Sheesh. I’m way overdue posting this one. Listen in, and you’ll get the impression that Tim could have talked another two hours about the creative process of sermon prep. And I would have gladly listened.
Like so many Sermonsmith interviews, I could help but get caught up in JR’s energy and passion. And like so many, I’m left hoping for a chance to meet in person someday. Maybe this one we can pull of since he’s only a couple of hours away!
After 95 interviews, it’s not often that someone brings something that feels very new to the conversation. Pastor Steph did with her fantastic document called The Homiletical Oath which can be found in the show notes. Of course, she had plenty of other great things to say too, and her passion was contagious.
A.J. was one of my first guests on Sermonsmith, and it was a treat to have him return. This time, we focused more on his new book, Subversive Sabbath, and the role of rest and Sabbath keeping in the rhythms of sermon prep.
I wasn’t familiar with John Mark until a few years ago, when multiple requests to interview him started rolling in. Since then, his church podcast is one I keep in my own listening rotation, because I’m not learning about preaching when I listen to him, but growing as a human too. It was a pleasure to have him on, and I expect the conversation could have gone another hour without losing steam.
Jim was recommended as a friend of a friend. Jim pointed out to me as we setup the interview that he’s just ‘doing his own little thing in his own little church.’ But that’s exactly the kind of conversations I hope to have. People who are dedicated to doing the work week in and week out, shaping words to shape a community. Jim does the work.
After moving the site because of outgrowing traffic allowances on two different servers, and some code fixes along the way, I was way overdue for posting another Sermonsmith interview. But this one, like most, reminds me why I love doing this podcast. Getting two people together to talk shop about a shared passion is never tiresome.
Extras that I couldn’t get to in the sermon from the Sunday before. This one focus on some musings about the problem of evil.
I took a brief planned hiatus which turned into a longer unplanned hiatus. But it was good to get back to the fancy mic with Rich Villodas on the other end. Too bad I forgot to make sure my fancy mic was actually turned on in the settings, instead of my MacBook’s dinky sad mic.
I’ve known Nick for a long, time since he was a teenager, and that made this one fun. Of course, it’s been a long time since I last talked to him so that made this one all the more fun.
Ken surprised me with a sermon prep workflow that no one else has mentioned before — dictating the first manuscript using speech recognition software. Makes so much sense since most of us have differences in in style between how we talk and how we write.
I believe I had more people suggest an interview with David Guzik than any other guest I’ve had. I even had one suggestion come in an hour before we were scheduled to record.
In talking with Jorge, I found a lot of respect for how many new things are always starting around the edges of their church community. And also a great deal of respect for how he sees the role of the sermon being so closely tied to all of it.
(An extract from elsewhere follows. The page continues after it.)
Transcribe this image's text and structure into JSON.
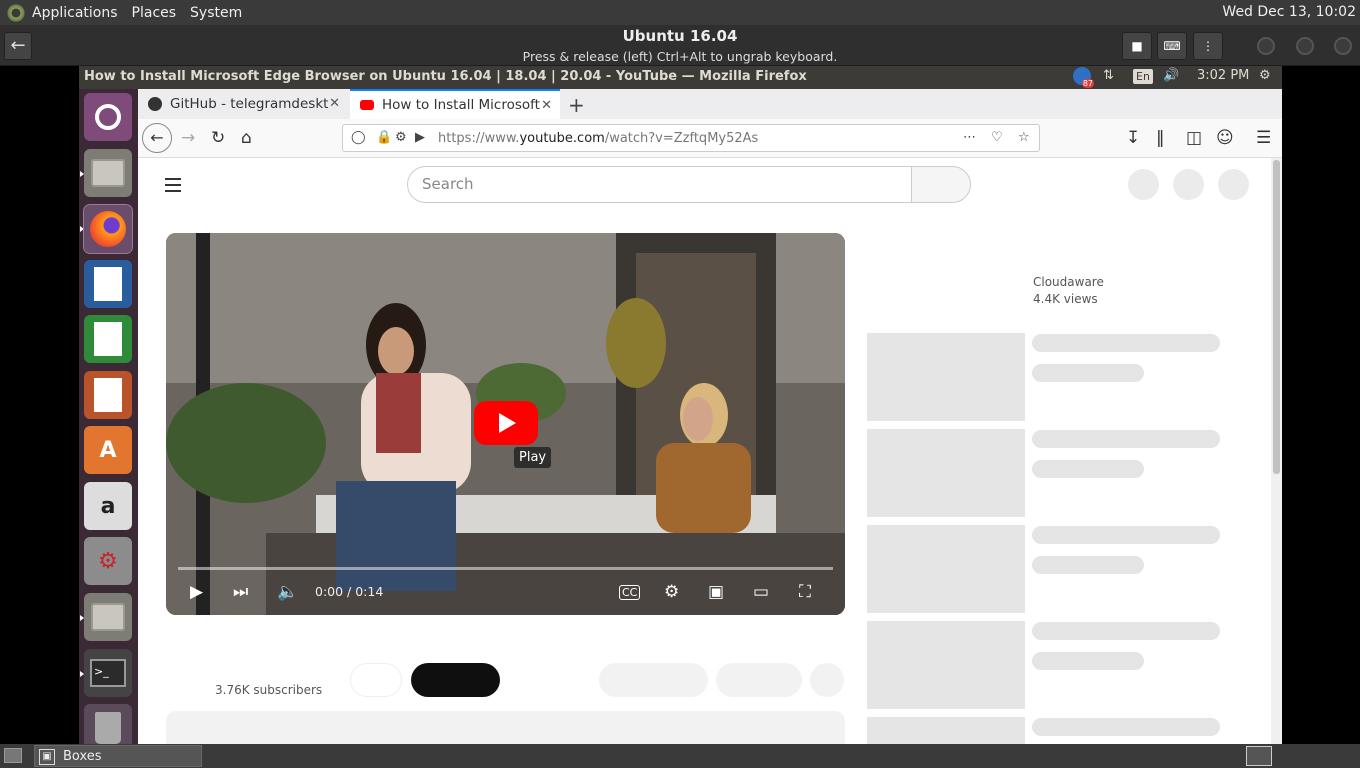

Last year, I met Josh at a conference where he was sporting a big old iPad Pro and keyboard. He proudly claimed it was his everyday device. My subconscious told me to get him on the podcast and my conscious finally got on board a year later.
Good one here. The Rev Dr Luke is the affable dean of the Duke University Chapel and a thoughtful practitioner and teacher of the sermon as an art form. He’s also written a few books on the role of lament in the sermon which were probably of great value after this past basketball season.
Right after I interviewed these guys, they interviewed me. They have better mics, better radio voices and better questions. Still trying to figure out which podcast came out the winner, then, in our interview swap.
Two fellow podcasters share how podcast collaboration leads to sermon collaboration. Always intriguing, after 80+ interviews, to learn new things about how people prepare sermons.
Long walks on an Oahu beach with an iPhone to compose thoughts. You know…just your ordinary sermon prep in Hawaii.
Between scheduling conflicts, technical barriers and at least one sickness, this interview took a long time to come together. It was worth the wait.
What a pleasure to have a second go around with Tara Beth Leach after her context has changed so much. I’ve spent a good amount of time reflecting on her statement that every sermon is a love letter to her congregation.